Associations to the word «Auxiliary»
AUXILIARY, adjective. Helping; giving assistance or support.
AUXILIARY, adjective. Supplementary or subsidiary.
AUXILIARY, adjective. Held in reserve for exceptional circumstances.
AUXILIARY, adjective. (nautical) Of a ship, having both sails and an engine.
AUXILIARY, adjective. (grammar) Relating to an auxiliary verb.
AUXILIARY, noun. A person or group that acts in an auxiliary manner.
AUXILIARY, noun. A sailing vessel equipped with an engine.
AUXILIARY, noun. (grammar) An auxiliary verb.
AUXILIARY, noun. A marching band colorguard.
AUXILIARY BISHOP, noun. A bishop who functions as another bishop's deputy where the weight of sacramental duties is too much for a single bishop. Compare coadjutor bishop.
AUXILIARY BISHOPS, noun. Plural of auxiliary bishop
AUXILIARY LANGUAGE, noun. Any language (whether constructed or natural), such as Volapük, Esperanto, Swahili, French, Russian or English, used or intended to be used (locally, regionally, nationally or internationally) for intercommunication by speakers of various other languages.
AUXILIARY LANGUAGE, noun. (short for) An international auxiliary language.

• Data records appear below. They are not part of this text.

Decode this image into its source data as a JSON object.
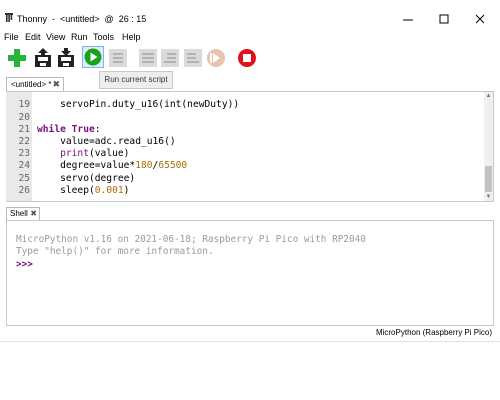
{
  "window": {
    "title": "Thonny  -  <untitled>  @  26 : 15",
    "app_icon": "thonny-logo-icon",
    "controls": [
      "minimize-icon",
      "maximize-icon",
      "close-icon"
    ]
  },
  "menu": [
    "File",
    "Edit",
    "View",
    "Run",
    "Tools",
    "Help"
  ],
  "toolbar": {
    "buttons": [
      {
        "name": "new-file-button",
        "icon": "plus-icon",
        "color": "#27b43a"
      },
      {
        "name": "open-file-button",
        "icon": "open-icon"
      },
      {
        "name": "save-file-button",
        "icon": "save-icon"
      },
      {
        "name": "run-button",
        "icon": "play-icon",
        "color": "#1ba11b"
      },
      {
        "name": "debug-button",
        "icon": "debug-icon",
        "enabled": false
      },
      {
        "name": "step-over-button",
        "icon": "step-over-icon",
        "enabled": false
      },
      {
        "name": "step-into-button",
        "icon": "step-into-icon",
        "enabled": false
      },
      {
        "name": "step-out-button",
        "icon": "step-out-icon",
        "enabled": false
      },
      {
        "name": "resume-button",
        "icon": "resume-icon",
        "enabled": false
      },
      {
        "name": "stop-button",
        "icon": "stop-icon",
        "color": "#e0101a"
      }
    ],
    "tooltip": "Run current script"
  },
  "editor": {
    "tab_label": "<untitled> *",
    "tab_close": "✖",
    "lines": [
      {
        "num": "19",
        "text": "    servoPin.duty_u16(int(newDuty))"
      },
      {
        "num": "20",
        "text": ""
      },
      {
        "num": "21",
        "text": "while True:"
      },
      {
        "num": "22",
        "text": "    value=adc.read_u16()"
      },
      {
        "num": "23",
        "text": "    print(value)"
      },
      {
        "num": "24",
        "text": "    degree=value*180/65500"
      },
      {
        "num": "25",
        "text": "    servo(degree)"
      },
      {
        "num": "26",
        "text": "    sleep(0.001)"
      }
    ]
  },
  "shell": {
    "tab_label": "Shell",
    "tab_close": "✖",
    "banner_line1": "MicroPython v1.16 on 2021-06-18; Raspberry Pi Pico with RP2040",
    "banner_line2": "Type \"help()\" for more information.",
    "prompt": ">>>"
  },
  "status": {
    "interpreter": "MicroPython (Raspberry Pi Pico)"
  },
  "colors": {
    "keyword": "#7b0f7b",
    "number": "#b06b00",
    "run_green": "#1ba11b",
    "stop_red": "#e0101a"
  }
}
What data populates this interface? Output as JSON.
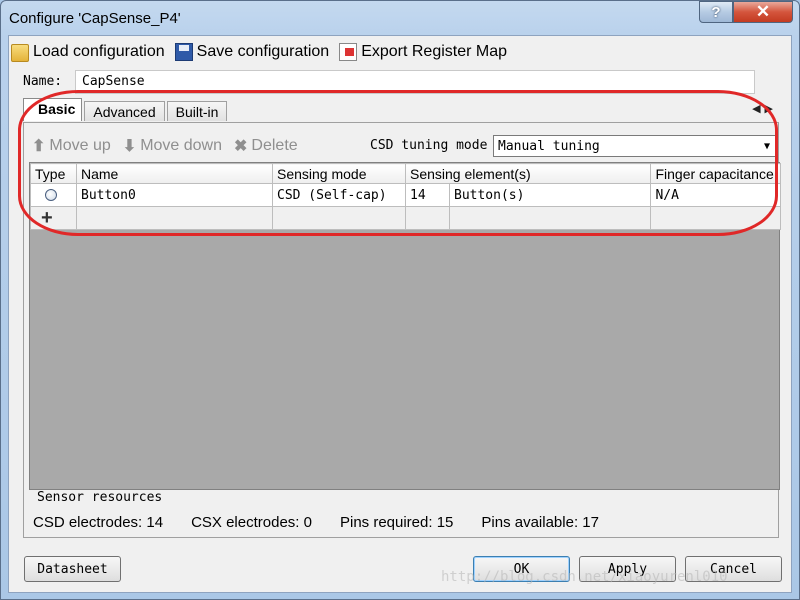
{
  "window": {
    "title": "Configure 'CapSense_P4'"
  },
  "titlebar": {
    "help_label": "?",
    "close_label": "✕"
  },
  "toolbar": {
    "load_label": "Load configuration",
    "save_label": "Save configuration",
    "export_label": "Export Register Map"
  },
  "name": {
    "label": "Name:",
    "value": "CapSense"
  },
  "tabs": [
    {
      "label": "Basic",
      "active": true
    },
    {
      "label": "Advanced",
      "active": false
    },
    {
      "label": "Built-in",
      "active": false
    }
  ],
  "tab_nav": {
    "left": "◀",
    "right": "▶"
  },
  "panel_toolbar": {
    "move_up": "Move up",
    "move_down": "Move down",
    "delete": "Delete",
    "csd_tuning_label": "CSD tuning mode",
    "csd_tuning_value": "Manual tuning"
  },
  "grid": {
    "columns": [
      "Type",
      "Name",
      "Sensing mode",
      "Sensing element(s)",
      "Finger capacitance"
    ],
    "rows": [
      {
        "type": "radio",
        "name": "Button0",
        "sensing_mode": "CSD (Self-cap)",
        "element_count": "14",
        "element_type": "Button(s)",
        "finger_cap": "N/A"
      }
    ],
    "add_label": "+"
  },
  "sensor_resources": {
    "title": "Sensor resources",
    "csd_electrodes": "CSD electrodes:  14",
    "csx_electrodes": "CSX electrodes:  0",
    "pins_required": "Pins required:  15",
    "pins_available": "Pins available:  17"
  },
  "buttons": {
    "datasheet": "Datasheet",
    "ok": "OK",
    "apply": "Apply",
    "cancel": "Cancel"
  },
  "watermark": "http://blog.csdn.net/xiaoyurenl010",
  "colors": {
    "annotation": "#e02828",
    "titlebar": "#b9d1ec",
    "close_button": "#c33a21"
  }
}
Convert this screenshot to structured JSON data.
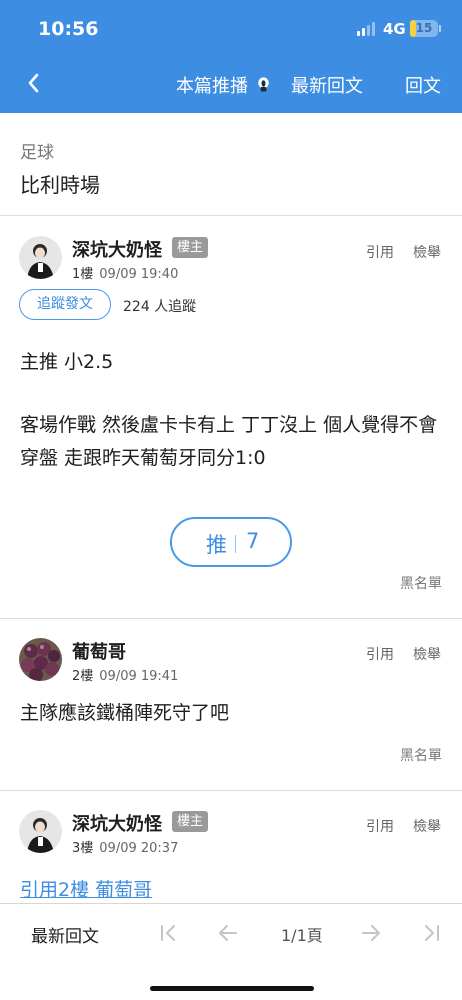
{
  "status_bar": {
    "time": "10:56",
    "network": "4G",
    "battery": "15",
    "battery_level": 0.15
  },
  "nav": {
    "back_icon": "chevron-left-icon",
    "recommend_label": "本篇推播",
    "recommend_icon": "lightbulb-icon",
    "latest_label": "最新回文",
    "reply_label": "回文"
  },
  "thread": {
    "board": "足球",
    "title": "比利時場"
  },
  "posts": [
    {
      "author": "深坑大奶怪",
      "badge": "樓主",
      "floor": "1樓",
      "time": "09/09 19:40",
      "quote_label": "引用",
      "report_label": "檢舉",
      "follow_label": "追蹤發文",
      "follow_count": "224 人追蹤",
      "body_line1": "主推 小2.5",
      "body_line2": "客場作戰 然後盧卡卡有上 丁丁沒上 個人覺得不會穿盤 走跟昨天葡萄牙同分1:0",
      "push_label": "推",
      "push_count": "7",
      "blacklist_label": "黑名單"
    },
    {
      "author": "葡萄哥",
      "floor": "2樓",
      "time": "09/09 19:41",
      "quote_label": "引用",
      "report_label": "檢舉",
      "body": "主隊應該鐵桶陣死守了吧",
      "blacklist_label": "黑名單"
    },
    {
      "author": "深坑大奶怪",
      "badge": "樓主",
      "floor": "3樓",
      "time": "09/09 20:37",
      "quote_label": "引用",
      "report_label": "檢舉",
      "quote_link": "引用2樓 葡萄哥"
    }
  ],
  "toolbar": {
    "latest_label": "最新回文",
    "page_label": "1/1頁",
    "icons": [
      "first-page-icon",
      "prev-page-icon",
      "next-page-icon",
      "last-page-icon"
    ]
  },
  "colors": {
    "brand": "#3d8ee3",
    "badge": "#9a9a9a",
    "battery": "#f4d23c"
  }
}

AUXILIARY LANGUAGE, noun. A local minority language which has official recognition.
AUXILIARY LANGUAGE, noun. A liturgical language, such as Latin, Sanskrit, or Old Church Slavonic, used in religious services.
AUXILIARY LANGUAGES, noun. Plural of auxiliary language
AUXILIARY OILER, noun. (US) (Navy) A naval oil tanker with the ability to perform underway replenishment of fuel oil or ship oil to ships of the fleet.
AUXILIARY VERB, noun. (grammar) A verb that accompanies the main verb in a clause in order to make distinctions in tense, mood, voice or aspect.
AUXILIARY VERBS, noun. Plural of auxiliary verb
AUXILIARY, noun. Someone who acts as assistant.
AUXILIARY, adjective. Functioning in a supporting capacity; "the main library and its auxiliary branches".
AUXILIARY, adjective. Furnishing added support; "an ancillary pump"; "an adjuvant discipline to forms of mysticism"; "The mind and emotions are auxiliary to each other".
Life has no meaning unless one lives it with a will, at least to the limit of one's will. Virtue, good, evil are nothing but words, unless one takes them apart in order to build something with them; they do not win their true meaning until one knows how to apply them.